Though the U.S. had made much progress taking medical-record keeping into the digital age, there's still some doubt that the government will reach its target by the prescribed deadline.“We have found that 40 percent has been reached by early 2010, which was a huge jump from the 2007 to 2008 numbers, but the 50 percent goal is still very optimistic,” says Marianne Dekker Mattera, managing editor of the trade publication MedPage Today.
When President-elect Barack Obama proposed a massive plan that included standardization of health records in January 2009, only some 8 percent of the nation’s 5,000 hospitals and 17 percent of roughly 800,000 physicians used a common computer record-keeping system.
What's more, at that time only 14 percent of all U.S. medical practices had gone digital, according to the Department of Health and Human Services—a far cry from the 2014 goal of 50 percent.
“It has been a slow start, but we will get there,” says Anand Gaddum, health-care practice director for iLink Systems, a software services provider.
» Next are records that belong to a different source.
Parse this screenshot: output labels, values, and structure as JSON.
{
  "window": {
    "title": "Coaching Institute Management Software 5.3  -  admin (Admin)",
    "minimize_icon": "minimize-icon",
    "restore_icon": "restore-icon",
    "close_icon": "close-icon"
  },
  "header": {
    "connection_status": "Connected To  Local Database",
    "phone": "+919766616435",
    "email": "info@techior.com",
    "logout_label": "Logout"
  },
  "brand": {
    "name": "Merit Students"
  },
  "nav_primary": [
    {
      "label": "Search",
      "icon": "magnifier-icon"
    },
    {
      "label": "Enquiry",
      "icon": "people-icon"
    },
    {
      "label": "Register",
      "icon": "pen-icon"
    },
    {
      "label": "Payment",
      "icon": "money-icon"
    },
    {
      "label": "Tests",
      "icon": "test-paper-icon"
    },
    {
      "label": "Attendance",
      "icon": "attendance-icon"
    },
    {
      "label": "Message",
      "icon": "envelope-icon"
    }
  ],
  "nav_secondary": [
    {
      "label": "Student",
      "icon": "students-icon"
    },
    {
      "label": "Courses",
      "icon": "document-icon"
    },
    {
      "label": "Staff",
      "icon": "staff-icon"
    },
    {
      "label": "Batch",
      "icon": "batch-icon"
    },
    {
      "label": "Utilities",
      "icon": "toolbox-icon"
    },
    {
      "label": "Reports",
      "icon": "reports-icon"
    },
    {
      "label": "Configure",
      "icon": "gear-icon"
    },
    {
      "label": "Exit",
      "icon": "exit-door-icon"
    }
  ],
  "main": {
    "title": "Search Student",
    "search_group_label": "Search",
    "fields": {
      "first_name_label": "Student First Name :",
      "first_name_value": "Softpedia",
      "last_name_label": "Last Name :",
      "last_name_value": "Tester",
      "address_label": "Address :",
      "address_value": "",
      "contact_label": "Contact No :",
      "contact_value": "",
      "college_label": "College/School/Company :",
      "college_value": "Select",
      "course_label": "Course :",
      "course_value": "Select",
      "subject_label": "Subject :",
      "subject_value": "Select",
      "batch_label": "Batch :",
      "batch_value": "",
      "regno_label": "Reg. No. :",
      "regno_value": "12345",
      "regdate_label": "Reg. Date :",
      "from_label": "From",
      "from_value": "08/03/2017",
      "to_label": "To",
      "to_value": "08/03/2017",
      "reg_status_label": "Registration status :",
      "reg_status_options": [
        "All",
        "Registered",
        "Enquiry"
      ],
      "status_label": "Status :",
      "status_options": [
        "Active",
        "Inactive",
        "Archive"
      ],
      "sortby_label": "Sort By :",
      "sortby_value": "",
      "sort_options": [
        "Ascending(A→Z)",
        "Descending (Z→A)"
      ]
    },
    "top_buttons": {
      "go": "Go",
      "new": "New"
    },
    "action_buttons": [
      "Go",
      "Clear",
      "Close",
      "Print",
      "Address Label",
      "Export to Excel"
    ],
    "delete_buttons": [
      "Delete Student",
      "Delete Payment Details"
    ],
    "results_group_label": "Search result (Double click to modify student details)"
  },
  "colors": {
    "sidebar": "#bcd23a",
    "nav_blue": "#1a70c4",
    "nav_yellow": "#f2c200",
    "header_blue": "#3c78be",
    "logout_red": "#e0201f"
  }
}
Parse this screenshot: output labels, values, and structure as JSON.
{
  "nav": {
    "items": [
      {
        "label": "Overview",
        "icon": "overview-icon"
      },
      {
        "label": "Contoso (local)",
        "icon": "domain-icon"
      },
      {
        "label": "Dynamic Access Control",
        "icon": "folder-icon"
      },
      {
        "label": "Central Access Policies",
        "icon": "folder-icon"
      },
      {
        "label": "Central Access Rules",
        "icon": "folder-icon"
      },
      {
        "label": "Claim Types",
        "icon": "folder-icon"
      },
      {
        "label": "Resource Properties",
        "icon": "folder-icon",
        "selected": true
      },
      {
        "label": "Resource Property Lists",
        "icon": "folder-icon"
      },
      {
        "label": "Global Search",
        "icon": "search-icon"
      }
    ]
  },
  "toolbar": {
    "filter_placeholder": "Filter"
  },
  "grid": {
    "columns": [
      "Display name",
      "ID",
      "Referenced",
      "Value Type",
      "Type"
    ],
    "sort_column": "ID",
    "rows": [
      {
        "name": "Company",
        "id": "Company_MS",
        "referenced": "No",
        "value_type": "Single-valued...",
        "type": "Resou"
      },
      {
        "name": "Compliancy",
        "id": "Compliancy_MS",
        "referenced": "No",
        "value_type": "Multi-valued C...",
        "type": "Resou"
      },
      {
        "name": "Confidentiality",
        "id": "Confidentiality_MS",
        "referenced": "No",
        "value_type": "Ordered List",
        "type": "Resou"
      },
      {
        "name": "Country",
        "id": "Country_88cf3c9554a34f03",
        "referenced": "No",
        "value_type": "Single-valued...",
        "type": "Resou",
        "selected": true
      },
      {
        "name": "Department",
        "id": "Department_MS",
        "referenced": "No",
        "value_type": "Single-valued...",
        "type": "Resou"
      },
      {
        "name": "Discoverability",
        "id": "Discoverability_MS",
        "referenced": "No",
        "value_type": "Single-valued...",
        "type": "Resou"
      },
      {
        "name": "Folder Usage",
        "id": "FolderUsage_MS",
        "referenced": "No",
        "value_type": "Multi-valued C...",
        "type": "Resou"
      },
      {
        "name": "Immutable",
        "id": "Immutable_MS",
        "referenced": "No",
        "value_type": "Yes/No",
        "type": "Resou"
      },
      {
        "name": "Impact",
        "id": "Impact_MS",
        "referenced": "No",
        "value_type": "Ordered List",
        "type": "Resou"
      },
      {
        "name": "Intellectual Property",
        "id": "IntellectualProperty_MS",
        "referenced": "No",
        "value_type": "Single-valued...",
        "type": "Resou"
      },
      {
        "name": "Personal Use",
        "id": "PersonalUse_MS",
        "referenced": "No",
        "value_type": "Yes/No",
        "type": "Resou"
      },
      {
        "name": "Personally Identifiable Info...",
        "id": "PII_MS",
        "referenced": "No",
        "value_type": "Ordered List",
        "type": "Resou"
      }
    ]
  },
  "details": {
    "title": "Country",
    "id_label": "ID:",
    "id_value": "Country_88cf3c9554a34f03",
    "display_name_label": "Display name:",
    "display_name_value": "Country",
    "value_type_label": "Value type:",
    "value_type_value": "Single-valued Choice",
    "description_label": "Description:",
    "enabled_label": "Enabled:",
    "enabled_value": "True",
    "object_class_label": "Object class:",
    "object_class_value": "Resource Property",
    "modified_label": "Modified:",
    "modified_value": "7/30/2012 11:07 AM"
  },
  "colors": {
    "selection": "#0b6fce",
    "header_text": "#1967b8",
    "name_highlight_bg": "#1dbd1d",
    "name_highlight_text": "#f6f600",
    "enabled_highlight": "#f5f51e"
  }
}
With tens of billions of dollars at stake, there is no shortage of incentives to enter the market. Studies from RAND , Harvard University and Commonwealth Fund put the transformation cost at $75 billion to $100 billion over the next 10 years.Page 1 of 5 | Next Page